===== Input

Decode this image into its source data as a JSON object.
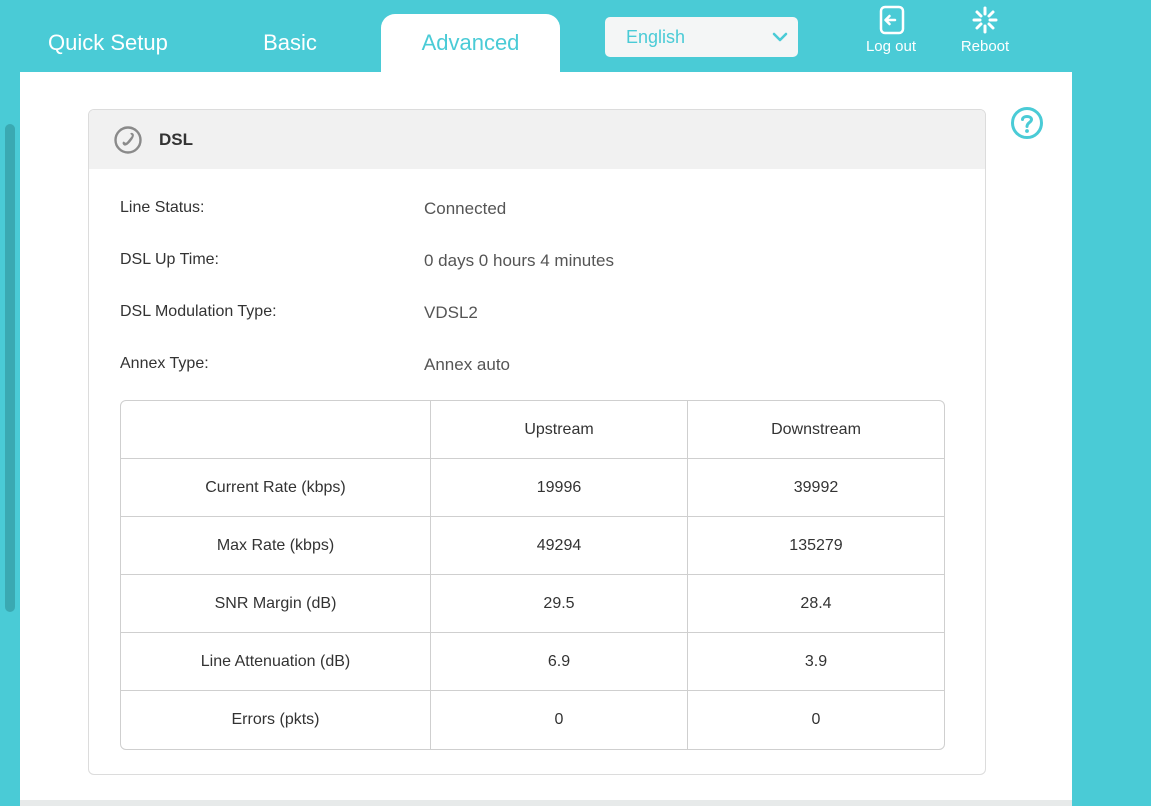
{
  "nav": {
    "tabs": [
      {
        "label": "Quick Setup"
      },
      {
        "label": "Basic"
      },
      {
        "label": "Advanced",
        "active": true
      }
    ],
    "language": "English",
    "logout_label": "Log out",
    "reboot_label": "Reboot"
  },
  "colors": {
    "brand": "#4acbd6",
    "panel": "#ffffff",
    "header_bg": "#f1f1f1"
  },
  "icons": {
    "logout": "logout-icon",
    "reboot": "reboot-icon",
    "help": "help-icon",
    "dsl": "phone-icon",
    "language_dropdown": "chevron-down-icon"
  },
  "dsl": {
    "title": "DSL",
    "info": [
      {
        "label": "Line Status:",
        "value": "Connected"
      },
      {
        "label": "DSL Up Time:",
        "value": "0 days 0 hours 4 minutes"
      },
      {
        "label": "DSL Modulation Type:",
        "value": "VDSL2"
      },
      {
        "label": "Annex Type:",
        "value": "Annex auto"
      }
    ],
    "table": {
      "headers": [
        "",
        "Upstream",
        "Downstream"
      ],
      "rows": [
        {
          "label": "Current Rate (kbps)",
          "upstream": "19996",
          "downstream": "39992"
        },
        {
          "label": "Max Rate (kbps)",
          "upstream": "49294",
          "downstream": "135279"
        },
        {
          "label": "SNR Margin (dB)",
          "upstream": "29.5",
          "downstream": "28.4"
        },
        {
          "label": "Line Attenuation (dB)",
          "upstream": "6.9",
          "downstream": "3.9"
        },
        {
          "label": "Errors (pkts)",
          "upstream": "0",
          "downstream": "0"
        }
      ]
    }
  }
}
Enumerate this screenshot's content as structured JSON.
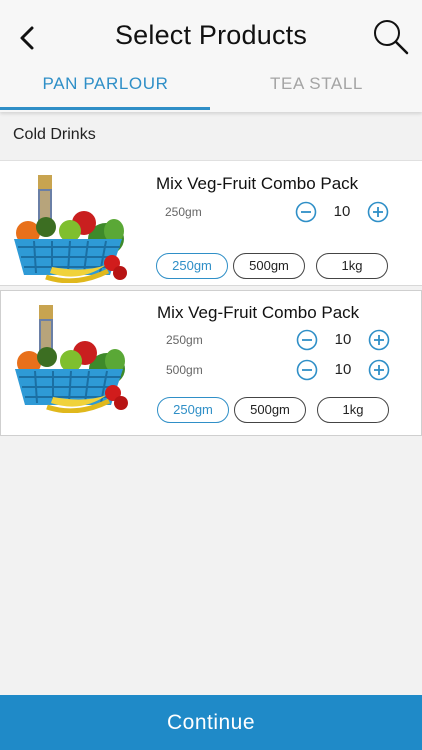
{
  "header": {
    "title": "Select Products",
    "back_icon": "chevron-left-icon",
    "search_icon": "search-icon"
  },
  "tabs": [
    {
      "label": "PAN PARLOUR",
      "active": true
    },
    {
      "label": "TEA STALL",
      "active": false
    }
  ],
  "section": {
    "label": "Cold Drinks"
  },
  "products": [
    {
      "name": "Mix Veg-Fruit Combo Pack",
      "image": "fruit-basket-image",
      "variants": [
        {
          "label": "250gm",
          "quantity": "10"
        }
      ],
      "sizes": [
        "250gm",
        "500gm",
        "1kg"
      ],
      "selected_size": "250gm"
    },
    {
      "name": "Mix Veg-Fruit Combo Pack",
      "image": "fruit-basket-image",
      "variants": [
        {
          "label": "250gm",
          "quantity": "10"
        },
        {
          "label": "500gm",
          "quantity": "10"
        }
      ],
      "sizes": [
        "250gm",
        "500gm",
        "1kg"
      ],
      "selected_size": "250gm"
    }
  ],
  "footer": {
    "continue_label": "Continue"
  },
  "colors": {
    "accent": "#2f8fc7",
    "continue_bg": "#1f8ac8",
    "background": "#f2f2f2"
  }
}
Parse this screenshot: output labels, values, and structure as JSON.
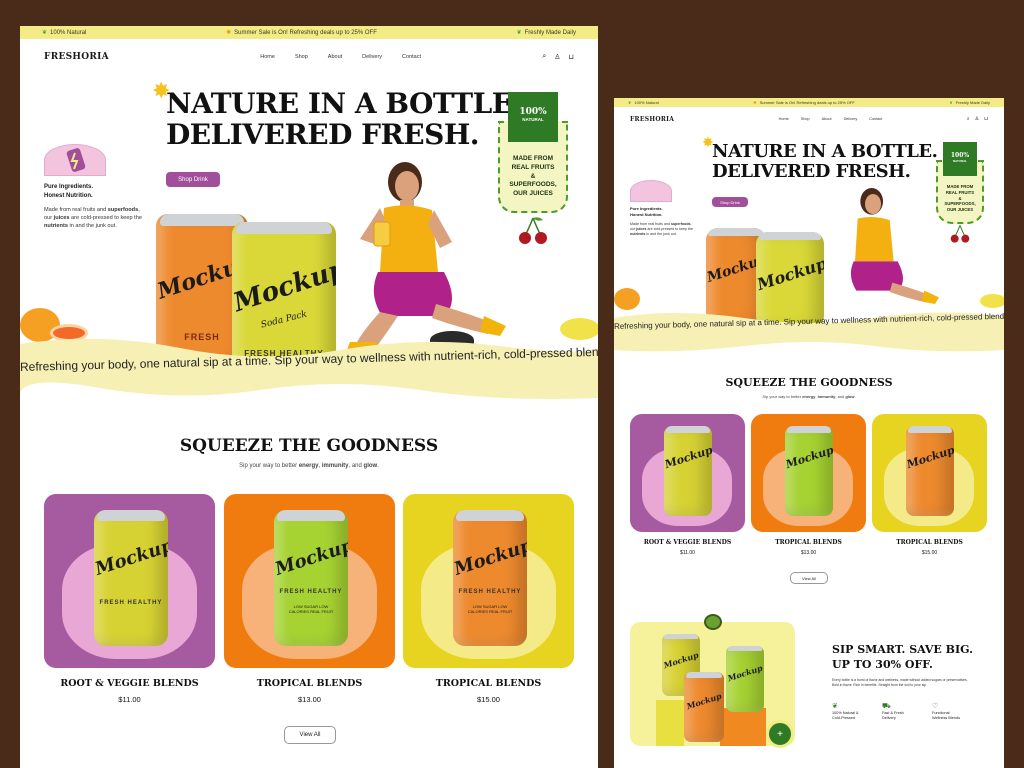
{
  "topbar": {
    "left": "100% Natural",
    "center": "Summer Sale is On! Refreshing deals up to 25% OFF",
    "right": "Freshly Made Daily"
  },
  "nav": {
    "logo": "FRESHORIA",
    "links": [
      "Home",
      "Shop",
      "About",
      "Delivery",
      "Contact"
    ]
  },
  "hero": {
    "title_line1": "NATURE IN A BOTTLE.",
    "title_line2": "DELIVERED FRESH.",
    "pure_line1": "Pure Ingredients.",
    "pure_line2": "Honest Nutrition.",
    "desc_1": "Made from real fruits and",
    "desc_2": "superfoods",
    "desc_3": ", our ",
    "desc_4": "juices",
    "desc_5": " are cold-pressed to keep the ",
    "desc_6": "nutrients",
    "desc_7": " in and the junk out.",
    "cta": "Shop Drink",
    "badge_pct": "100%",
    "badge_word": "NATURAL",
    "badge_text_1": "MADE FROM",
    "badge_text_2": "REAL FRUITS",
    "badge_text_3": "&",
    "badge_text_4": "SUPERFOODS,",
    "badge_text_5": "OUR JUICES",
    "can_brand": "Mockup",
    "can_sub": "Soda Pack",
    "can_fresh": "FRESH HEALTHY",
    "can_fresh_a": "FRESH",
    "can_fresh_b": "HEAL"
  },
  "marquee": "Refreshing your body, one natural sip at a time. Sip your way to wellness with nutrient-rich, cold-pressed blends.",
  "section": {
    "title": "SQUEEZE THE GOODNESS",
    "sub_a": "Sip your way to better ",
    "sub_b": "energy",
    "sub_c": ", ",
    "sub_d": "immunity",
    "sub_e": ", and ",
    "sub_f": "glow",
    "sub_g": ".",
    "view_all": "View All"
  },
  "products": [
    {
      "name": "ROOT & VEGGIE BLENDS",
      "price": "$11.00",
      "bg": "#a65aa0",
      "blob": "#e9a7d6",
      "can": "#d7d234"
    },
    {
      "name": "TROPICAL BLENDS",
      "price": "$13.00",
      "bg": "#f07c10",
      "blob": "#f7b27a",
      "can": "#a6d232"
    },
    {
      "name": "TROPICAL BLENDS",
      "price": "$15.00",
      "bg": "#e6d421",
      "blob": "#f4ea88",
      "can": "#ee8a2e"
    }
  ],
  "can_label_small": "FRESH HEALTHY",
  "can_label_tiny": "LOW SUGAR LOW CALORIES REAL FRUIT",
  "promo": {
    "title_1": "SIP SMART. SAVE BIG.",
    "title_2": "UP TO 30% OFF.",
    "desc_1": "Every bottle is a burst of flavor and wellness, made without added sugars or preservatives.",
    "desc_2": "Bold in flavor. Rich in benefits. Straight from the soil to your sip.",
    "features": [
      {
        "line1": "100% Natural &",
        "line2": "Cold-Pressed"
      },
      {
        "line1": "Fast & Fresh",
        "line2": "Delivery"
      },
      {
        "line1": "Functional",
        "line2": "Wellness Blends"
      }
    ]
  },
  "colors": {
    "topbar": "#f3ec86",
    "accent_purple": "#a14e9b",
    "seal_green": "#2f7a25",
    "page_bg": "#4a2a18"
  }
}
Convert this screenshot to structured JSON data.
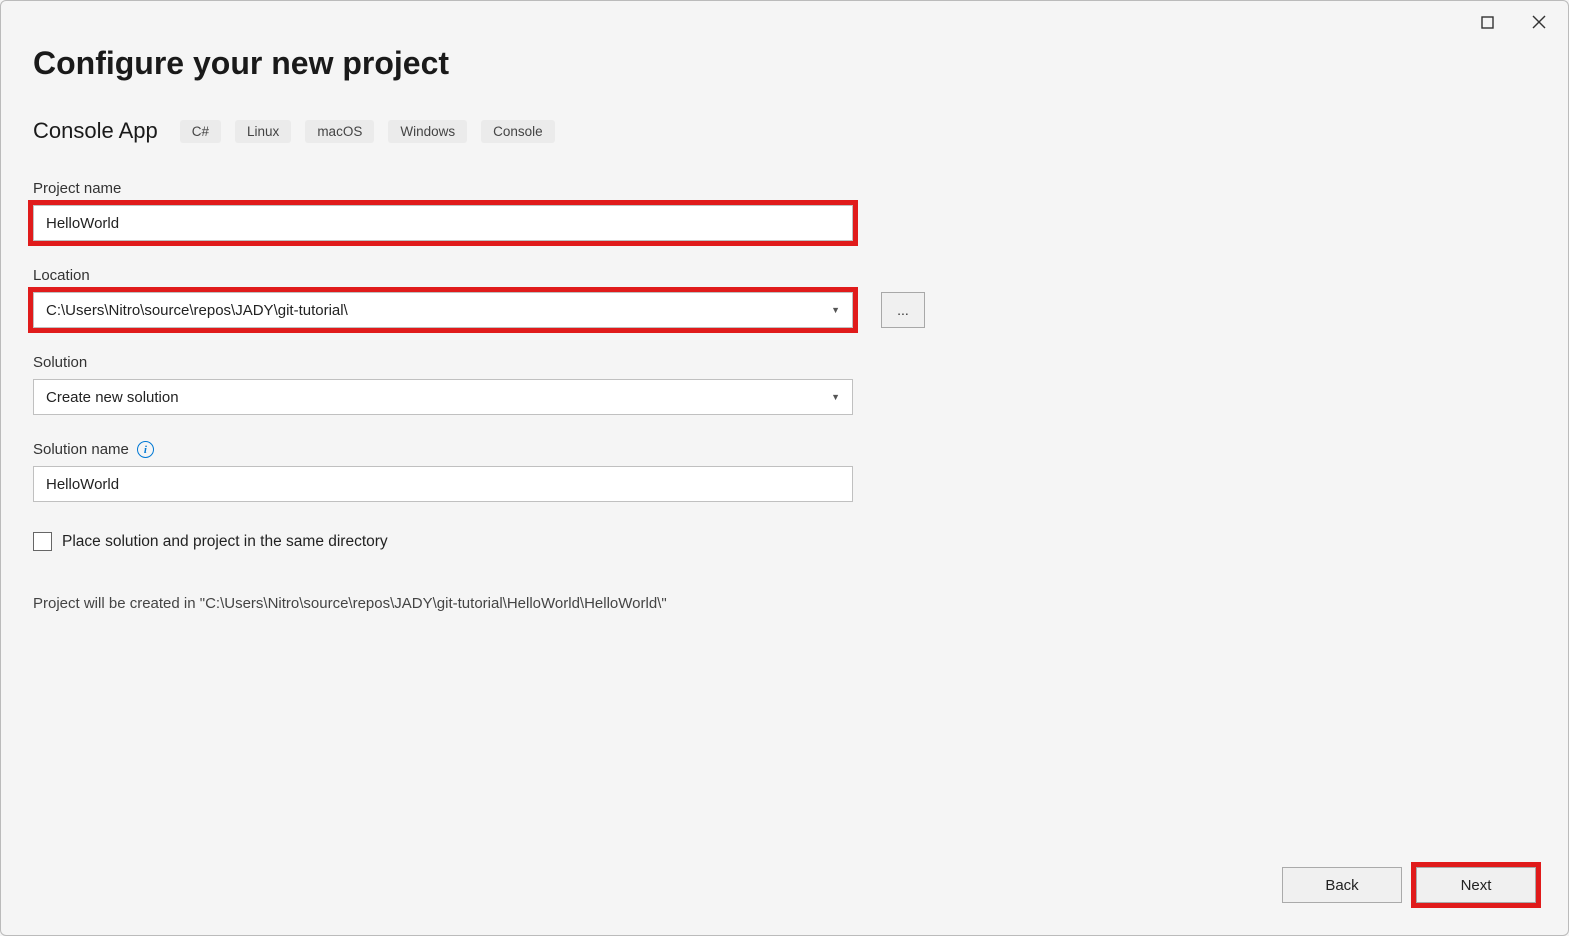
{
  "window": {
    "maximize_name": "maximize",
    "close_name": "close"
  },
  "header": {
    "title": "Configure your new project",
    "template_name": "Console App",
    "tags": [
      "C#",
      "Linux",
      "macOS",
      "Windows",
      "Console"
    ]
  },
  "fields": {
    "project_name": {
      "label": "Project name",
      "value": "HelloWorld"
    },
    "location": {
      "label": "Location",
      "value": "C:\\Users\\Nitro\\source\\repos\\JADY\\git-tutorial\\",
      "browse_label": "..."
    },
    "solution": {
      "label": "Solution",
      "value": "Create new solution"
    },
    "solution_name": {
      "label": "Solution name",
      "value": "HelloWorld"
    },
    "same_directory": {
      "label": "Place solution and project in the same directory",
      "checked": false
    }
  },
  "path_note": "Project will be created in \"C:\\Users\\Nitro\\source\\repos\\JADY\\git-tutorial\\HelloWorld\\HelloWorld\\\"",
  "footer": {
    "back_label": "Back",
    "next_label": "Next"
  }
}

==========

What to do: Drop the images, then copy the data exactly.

Exercise response:
Decode this image into its source data as a JSON object.
{
  "nav": {
    "tabs": [
      {
        "label": "Quick Setup"
      },
      {
        "label": "Basic"
      },
      {
        "label": "Advanced",
        "active": true
      }
    ],
    "language": "English",
    "logout_label": "Log out",
    "reboot_label": "Reboot"
  },
  "colors": {
    "brand": "#4acbd6",
    "panel": "#ffffff",
    "header_bg": "#f1f1f1"
  },
  "icons": {
    "logout": "logout-icon",
    "reboot": "reboot-icon",
    "help": "help-icon",
    "dsl": "phone-icon",
    "language_dropdown": "chevron-down-icon"
  },
  "dsl": {
    "title": "DSL",
    "info": [
      {
        "label": "Line Status:",
        "value": "Connected"
      },
      {
        "label": "DSL Up Time:",
        "value": "0 days 0 hours 4 minutes"
      },
      {
        "label": "DSL Modulation Type:",
        "value": "VDSL2"
      },
      {
        "label": "Annex Type:",
        "value": "Annex auto"
      }
    ],
    "table": {
      "headers": [
        "",
        "Upstream",
        "Downstream"
      ],
      "rows": [
        {
          "label": "Current Rate (kbps)",
          "upstream": "19996",
          "downstream": "39992"
        },
        {
          "label": "Max Rate (kbps)",
          "upstream": "49294",
          "downstream": "135279"
        },
        {
          "label": "SNR Margin (dB)",
          "upstream": "29.5",
          "downstream": "28.4"
        },
        {
          "label": "Line Attenuation (dB)",
          "upstream": "6.9",
          "downstream": "3.9"
        },
        {
          "label": "Errors (pkts)",
          "upstream": "0",
          "downstream": "0"
        }
      ]
    }
  }
}
Enumerate this screenshot's content as structured JSON.
{
  "header": {
    "title": "Select Products",
    "back_icon": "chevron-left-icon",
    "search_icon": "search-icon"
  },
  "tabs": [
    {
      "label": "PAN PARLOUR",
      "active": true
    },
    {
      "label": "TEA STALL",
      "active": false
    }
  ],
  "section": {
    "label": "Cold Drinks"
  },
  "products": [
    {
      "name": "Mix Veg-Fruit Combo Pack",
      "image": "fruit-basket-image",
      "variants": [
        {
          "label": "250gm",
          "quantity": "10"
        }
      ],
      "sizes": [
        "250gm",
        "500gm",
        "1kg"
      ],
      "selected_size": "250gm"
    },
    {
      "name": "Mix Veg-Fruit Combo Pack",
      "image": "fruit-basket-image",
      "variants": [
        {
          "label": "250gm",
          "quantity": "10"
        },
        {
          "label": "500gm",
          "quantity": "10"
        }
      ],
      "sizes": [
        "250gm",
        "500gm",
        "1kg"
      ],
      "selected_size": "250gm"
    }
  ],
  "footer": {
    "continue_label": "Continue"
  },
  "colors": {
    "accent": "#2f8fc7",
    "continue_bg": "#1f8ac8",
    "background": "#f2f2f2"
  }
}
Parse this screenshot: output labels, values, and structure as JSON.
{
  "topbar": {
    "left": "100% Natural",
    "center": "Summer Sale is On! Refreshing deals up to 25% OFF",
    "right": "Freshly Made Daily"
  },
  "nav": {
    "logo": "FRESHORIA",
    "links": [
      "Home",
      "Shop",
      "About",
      "Delivery",
      "Contact"
    ]
  },
  "hero": {
    "title_line1": "NATURE IN A BOTTLE.",
    "title_line2": "DELIVERED FRESH.",
    "pure_line1": "Pure Ingredients.",
    "pure_line2": "Honest Nutrition.",
    "desc_1": "Made from real fruits and",
    "desc_2": "superfoods",
    "desc_3": ", our ",
    "desc_4": "juices",
    "desc_5": " are cold-pressed to keep the ",
    "desc_6": "nutrients",
    "desc_7": " in and the junk out.",
    "cta": "Shop Drink",
    "badge_pct": "100%",
    "badge_word": "NATURAL",
    "badge_text_1": "MADE FROM",
    "badge_text_2": "REAL FRUITS",
    "badge_text_3": "&",
    "badge_text_4": "SUPERFOODS,",
    "badge_text_5": "OUR JUICES",
    "can_brand": "Mockup",
    "can_sub": "Soda Pack",
    "can_fresh": "FRESH HEALTHY",
    "can_fresh_a": "FRESH",
    "can_fresh_b": "HEAL"
  },
  "marquee": "Refreshing your body, one natural sip at a time. Sip your way to wellness with nutrient-rich, cold-pressed blends.",
  "section": {
    "title": "SQUEEZE THE GOODNESS",
    "sub_a": "Sip your way to better ",
    "sub_b": "energy",
    "sub_c": ", ",
    "sub_d": "immunity",
    "sub_e": ", and ",
    "sub_f": "glow",
    "sub_g": ".",
    "view_all": "View All"
  },
  "products": [
    {
      "name": "ROOT & VEGGIE BLENDS",
      "price": "$11.00",
      "bg": "#a65aa0",
      "blob": "#e9a7d6",
      "can": "#d7d234"
    },
    {
      "name": "TROPICAL BLENDS",
      "price": "$13.00",
      "bg": "#f07c10",
      "blob": "#f7b27a",
      "can": "#a6d232"
    },
    {
      "name": "TROPICAL BLENDS",
      "price": "$15.00",
      "bg": "#e6d421",
      "blob": "#f4ea88",
      "can": "#ee8a2e"
    }
  ],
  "can_label_small": "FRESH HEALTHY",
  "can_label_tiny": "LOW SUGAR LOW CALORIES REAL FRUIT",
  "promo": {
    "title_1": "SIP SMART. SAVE BIG.",
    "title_2": "UP TO 30% OFF.",
    "desc_1": "Every bottle is a burst of flavor and wellness, made without added sugars or preservatives.",
    "desc_2": "Bold in flavor. Rich in benefits. Straight from the soil to your sip.",
    "features": [
      {
        "line1": "100% Natural &",
        "line2": "Cold-Pressed"
      },
      {
        "line1": "Fast & Fresh",
        "line2": "Delivery"
      },
      {
        "line1": "Functional",
        "line2": "Wellness Blends"
      }
    ]
  },
  "colors": {
    "topbar": "#f3ec86",
    "accent_purple": "#a14e9b",
    "seal_green": "#2f7a25",
    "page_bg": "#4a2a18"
  }
}
Convert this screenshot to structured JSON data.
{
  "window": {
    "maximize_name": "maximize",
    "close_name": "close"
  },
  "header": {
    "title": "Configure your new project",
    "template_name": "Console App",
    "tags": [
      "C#",
      "Linux",
      "macOS",
      "Windows",
      "Console"
    ]
  },
  "fields": {
    "project_name": {
      "label": "Project name",
      "value": "HelloWorld"
    },
    "location": {
      "label": "Location",
      "value": "C:\\Users\\Nitro\\source\\repos\\JADY\\git-tutorial\\",
      "browse_label": "..."
    },
    "solution": {
      "label": "Solution",
      "value": "Create new solution"
    },
    "solution_name": {
      "label": "Solution name",
      "value": "HelloWorld"
    },
    "same_directory": {
      "label": "Place solution and project in the same directory",
      "checked": false
    }
  },
  "path_note": "Project will be created in \"C:\\Users\\Nitro\\source\\repos\\JADY\\git-tutorial\\HelloWorld\\HelloWorld\\\"",
  "footer": {
    "back_label": "Back",
    "next_label": "Next"
  }
}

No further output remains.